MBIA Insurance Corp. voluntarily dismissed with prejudice its case against Bank of America Merrill Lynch, prompting analysts to speculate that a settlement could be reached soon.
Quinn Emanuel Urquhart & Sullivan, counsel for MBIA Insurance, filed a document Monday in the New York State Supreme Court that said: "All claims, counterclaims, and cross-claims that were asserted or could have been asserted by either party shall be voluntarily dismissed with prejudice," meaning MBIA is barred from filing another case on the same claim.
Analysts speculate MBIA would only voluntarily dismiss a claim if they have reached a settlement. "Dropping a lawsuit with prejudice usually means there has been a settlement because they can't go back and litigate," one hedge fund manager said.
The longer the case goes on between MBIA and Bank of America Merrill Lynch, he said, the more a precedent is set for future cases, "so Bank of America wants to settle as soon as possible."
The lawsuit - originally filed by MBIA in April 2009 - claims Merrill Lynch engaged in fraudulent conduct when it arranged and marketed credit-default swaps with a face value of $5.7 billion between July 2006 and March 2007. MBIA claims the banks had "superior knowledge" of the risks inherent in the structured product and was induced by Merrill to protect those products based on those marketing materials.
The lawsuit subsequently had its share of drama in the courts. In April 2010, five of the six complaints MBIA filed against Merrill were dismissed, and the sixth one - a breach of contract claim - was dismissed in February 2011. MBIA then filed an amended complaint claiming Merrill "did in fact have exclusive knowledge" of the contents of the structured products. A second amended complaint was also filed in May and MBIA filed a motion to appeal the dismissal in June.
This settlement comes only a few months after Bank of America Merrill settled with rival bond insurer Assured Guaranty. One hedge fund manager said that "the MBIA settlements will be on better terms than Assured settlement" because B of A Merrill's relationship with MBIA is more complex than its relationship with Assured.
At a May conference, Bank of America chief executive officer Brian Moynihan said he was focused on a complete legacy clean-up. "On the monoline side, we have been working in the first quarter with Assured Guaranty" to "put the issues behind," he added.
Issues with other monolines are "more difficult because the relationship is so much more complex," he said, but "we continue to work on those also."
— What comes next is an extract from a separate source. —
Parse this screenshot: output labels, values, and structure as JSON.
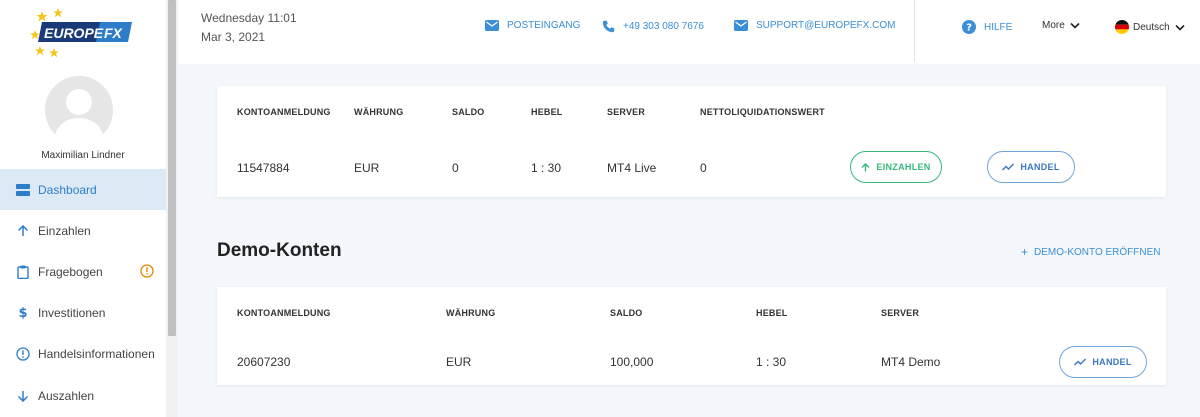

In April, Assured captured $1.1 billion from the bank, which was the biggest settlement to date for a municipal bond insurer since the housing collapse.
A hedge fund manager recently said the settlement between Assured and Bank of America would have a positive impact on future litigation between MBIA and B of A and that they were in "advanced stages of litigation - that should increase settlement value versus Assured."
MBIA and Bank of America Merrill Lynch declined to comment. Shares of MBIA in morning trading were up over 8%.